Surveying the destruction in New York, it is hard to remember that Superstorm Sandy made landfall less than three weeks ago. At the same time, the memories are very fresh of the fear New Yorkers endured as the storm bore down upon the city and people hurried to evacuate. The damage of the storm was compounded by the distress New Yorkers faced as the communications systems upon which they have become reliant failed.
In New York, communications failures happened on two levels. First, when the power went out, cell towers without backup power went offline, rendering service spotty at best and in many areas virtually non-existent. By our best estimates, one in four cell towers were nonfunctional immediately after the storm. Second, even where the system was operational, consumers without access to power had no means to charge their devices; they were left entreating more fortunate friends and neighbors for not only a hot shower but also a functional power outlet. For the 33% of households that have no wired phone service, failures of cell phones leaves them with no means to communicate whatsoever.
And we don’t know the full extent of the failures. As Commissioner Rosenworcel has argued, “the Commission also owes the public an honest accounting of the resiliency of our nation’s network infrastructure.”
Of course, many in the telecommunications industry rose to the occasion to help distressed New Yorkers.
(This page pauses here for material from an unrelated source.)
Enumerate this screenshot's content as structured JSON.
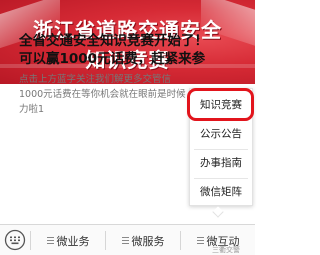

The major carriers waived fees and set up mobile charging stations where customers could also make free calls and get free internet access. They also collaborated to open their networks to each others’ customers. And they worked to bring their towers back online as soon as possible.
These accomplishments don’t change the fact that at the height of the storm and in its immediate wake, thousands of New Yorkers were effectively cut off from communication. However admirable the after-the-fact efforts were, we can and we must do better on the front end. While we cannot prevent natural disasters, we can vastly improve our preparation in order to mitigate the damage they inflict. Specifically, all the stakeholders in the communications community must come together to identify weaknesses in our existing infrastructure and to develop a plan to ensure that our cell phone and internet systems can stay operational – or get back online as soon as possible – the next time a major storm comes our way.
I trust that, under your leadership, representatives from industry and consumer groups can come together to develop an effective plan that protects the population against crisis without compromising the business interests of the communications world.
Thank you for your attention to this critical issue. I look forward to working with you and your staff to address these problems moving forward.
Charles E. Schumer